* **The task**
All of the entries, apart from their pictures, are to be copied verbatim.

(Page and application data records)

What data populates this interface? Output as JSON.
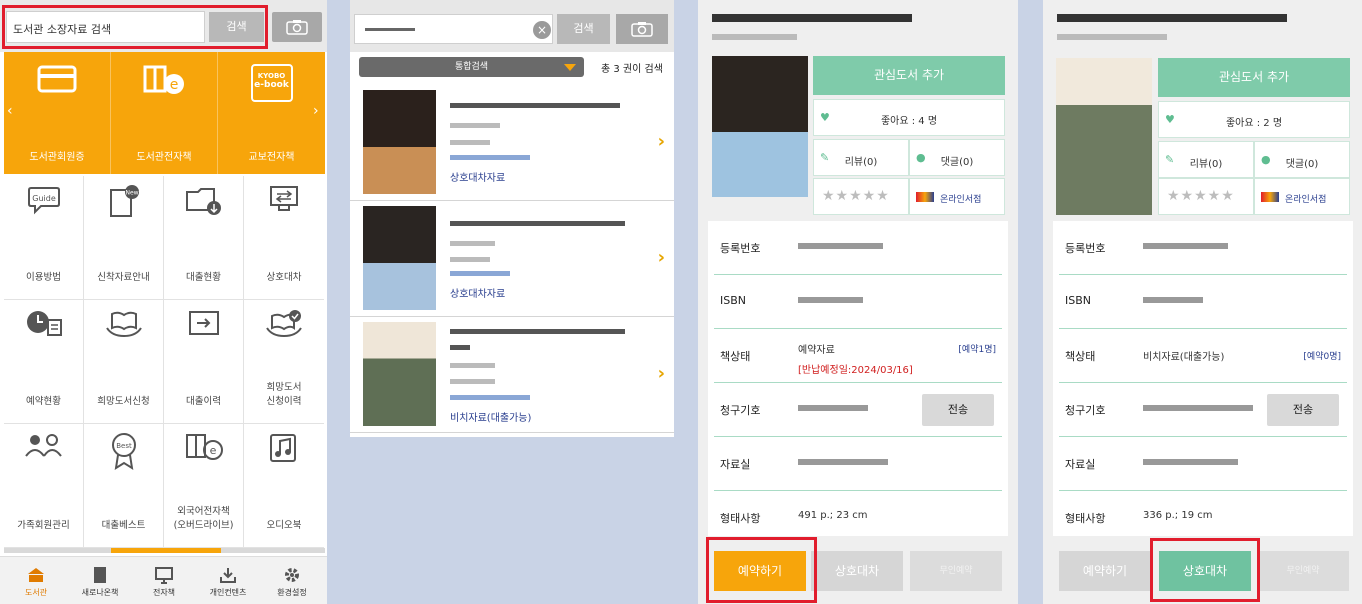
{
  "panel1": {
    "search_placeholder": "도서관 소장자료 검색",
    "search_button": "검색",
    "top_tiles": [
      {
        "label": "도서관회원증",
        "icon": "card-icon"
      },
      {
        "label": "도서관전자책",
        "icon": "ebook-icon"
      },
      {
        "label": "교보전자책",
        "icon": "kyobo-ebook-icon",
        "logo_top": "KYOBO",
        "logo_bottom": "e-book"
      }
    ],
    "grid_items": [
      {
        "label": "이용방법",
        "icon": "guide-icon",
        "badge": "Guide"
      },
      {
        "label": "신착자료안내",
        "icon": "new-book-icon",
        "badge": "New"
      },
      {
        "label": "대출현황",
        "icon": "loan-status-icon"
      },
      {
        "label": "상호대차",
        "icon": "interlibrary-loan-icon"
      },
      {
        "label": "예약현황",
        "icon": "reservation-icon"
      },
      {
        "label": "희망도서신청",
        "icon": "wish-book-icon"
      },
      {
        "label": "대출이력",
        "icon": "loan-history-icon"
      },
      {
        "label": "희망도서\n신청이력",
        "icon": "wish-history-icon"
      },
      {
        "label": "가족회원관리",
        "icon": "family-member-icon"
      },
      {
        "label": "대출베스트",
        "icon": "best-icon",
        "badge": "Best"
      },
      {
        "label": "외국어전자책\n(오버드라이브)",
        "icon": "foreign-ebook-icon"
      },
      {
        "label": "오디오북",
        "icon": "audiobook-icon"
      }
    ],
    "tabs": [
      {
        "label": "도서관",
        "icon": "library-icon",
        "active": true
      },
      {
        "label": "새로나온책",
        "icon": "new-books-icon"
      },
      {
        "label": "전자책",
        "icon": "monitor-icon"
      },
      {
        "label": "개인컨텐츠",
        "icon": "download-icon"
      },
      {
        "label": "환경설정",
        "icon": "gear-icon"
      }
    ],
    "accent_color": "#f7a50b"
  },
  "panel2": {
    "search_button": "검색",
    "filter_label": "통합검색",
    "result_count": "총 3 권이 검색",
    "results": [
      {
        "status": "상호대차자료"
      },
      {
        "status": "상호대차자료"
      },
      {
        "status": "비치자료(대출가능)"
      }
    ]
  },
  "panel3": {
    "add_interest": "관심도서 추가",
    "likes": "좋아요 : 4 명",
    "review": "리뷰(0)",
    "comment": "댓글(0)",
    "stars": "★★★★★",
    "online_shop": "온라인서점",
    "info": {
      "reg_no_label": "등록번호",
      "isbn_label": "ISBN",
      "status_label": "책상태",
      "status_value": "예약자료",
      "reserve_count": "[예약1명]",
      "due_date": "[반납예정일:2024/03/16]",
      "call_no_label": "청구기호",
      "transfer_button": "전송",
      "room_label": "자료실",
      "form_label": "형태사항",
      "form_value": "491 p.; 23 cm"
    },
    "buttons": {
      "reserve": "예약하기",
      "interloan": "상호대차",
      "unmanned": "무인예약"
    }
  },
  "panel4": {
    "add_interest": "관심도서 추가",
    "likes": "좋아요 : 2 명",
    "review": "리뷰(0)",
    "comment": "댓글(0)",
    "stars": "★★★★★",
    "online_shop": "온라인서점",
    "info": {
      "reg_no_label": "등록번호",
      "isbn_label": "ISBN",
      "status_label": "책상태",
      "status_value": "비치자료(대출가능)",
      "reserve_count": "[예약0명]",
      "call_no_label": "청구기호",
      "transfer_button": "전송",
      "room_label": "자료실",
      "form_label": "형태사항",
      "form_value": "336 p.; 19 cm"
    },
    "buttons": {
      "reserve": "예약하기",
      "interloan": "상호대차",
      "unmanned": "무인예약"
    }
  }
}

* **Response to this task**
What data populates this interface? Output as JSON.
{
  "panel1": {
    "search_placeholder": "도서관 소장자료 검색",
    "search_button": "검색",
    "top_tiles": [
      {
        "label": "도서관회원증",
        "icon": "card-icon"
      },
      {
        "label": "도서관전자책",
        "icon": "ebook-icon"
      },
      {
        "label": "교보전자책",
        "icon": "kyobo-ebook-icon",
        "logo_top": "KYOBO",
        "logo_bottom": "e-book"
      }
    ],
    "grid_items": [
      {
        "label": "이용방법",
        "icon": "guide-icon",
        "badge": "Guide"
      },
      {
        "label": "신착자료안내",
        "icon": "new-book-icon",
        "badge": "New"
      },
      {
        "label": "대출현황",
        "icon": "loan-status-icon"
      },
      {
        "label": "상호대차",
        "icon": "interlibrary-loan-icon"
      },
      {
        "label": "예약현황",
        "icon": "reservation-icon"
      },
      {
        "label": "희망도서신청",
        "icon": "wish-book-icon"
      },
      {
        "label": "대출이력",
        "icon": "loan-history-icon"
      },
      {
        "label": "희망도서\n신청이력",
        "icon": "wish-history-icon"
      },
      {
        "label": "가족회원관리",
        "icon": "family-member-icon"
      },
      {
        "label": "대출베스트",
        "icon": "best-icon",
        "badge": "Best"
      },
      {
        "label": "외국어전자책\n(오버드라이브)",
        "icon": "foreign-ebook-icon"
      },
      {
        "label": "오디오북",
        "icon": "audiobook-icon"
      }
    ],
    "tabs": [
      {
        "label": "도서관",
        "icon": "library-icon",
        "active": true
      },
      {
        "label": "새로나온책",
        "icon": "new-books-icon"
      },
      {
        "label": "전자책",
        "icon": "monitor-icon"
      },
      {
        "label": "개인컨텐츠",
        "icon": "download-icon"
      },
      {
        "label": "환경설정",
        "icon": "gear-icon"
      }
    ],
    "accent_color": "#f7a50b"
  },
  "panel2": {
    "search_button": "검색",
    "filter_label": "통합검색",
    "result_count": "총 3 권이 검색",
    "results": [
      {
        "status": "상호대차자료"
      },
      {
        "status": "상호대차자료"
      },
      {
        "status": "비치자료(대출가능)"
      }
    ]
  },
  "panel3": {
    "add_interest": "관심도서 추가",
    "likes": "좋아요 : 4 명",
    "review": "리뷰(0)",
    "comment": "댓글(0)",
    "stars": "★★★★★",
    "online_shop": "온라인서점",
    "info": {
      "reg_no_label": "등록번호",
      "isbn_label": "ISBN",
      "status_label": "책상태",
      "status_value": "예약자료",
      "reserve_count": "[예약1명]",
      "due_date": "[반납예정일:2024/03/16]",
      "call_no_label": "청구기호",
      "transfer_button": "전송",
      "room_label": "자료실",
      "form_label": "형태사항",
      "form_value": "491 p.; 23 cm"
    },
    "buttons": {
      "reserve": "예약하기",
      "interloan": "상호대차",
      "unmanned": "무인예약"
    }
  },
  "panel4": {
    "add_interest": "관심도서 추가",
    "likes": "좋아요 : 2 명",
    "review": "리뷰(0)",
    "comment": "댓글(0)",
    "stars": "★★★★★",
    "online_shop": "온라인서점",
    "info": {
      "reg_no_label": "등록번호",
      "isbn_label": "ISBN",
      "status_label": "책상태",
      "status_value": "비치자료(대출가능)",
      "reserve_count": "[예약0명]",
      "call_no_label": "청구기호",
      "transfer_button": "전송",
      "room_label": "자료실",
      "form_label": "형태사항",
      "form_value": "336 p.; 19 cm"
    },
    "buttons": {
      "reserve": "예약하기",
      "interloan": "상호대차",
      "unmanned": "무인예약"
    }
  }
}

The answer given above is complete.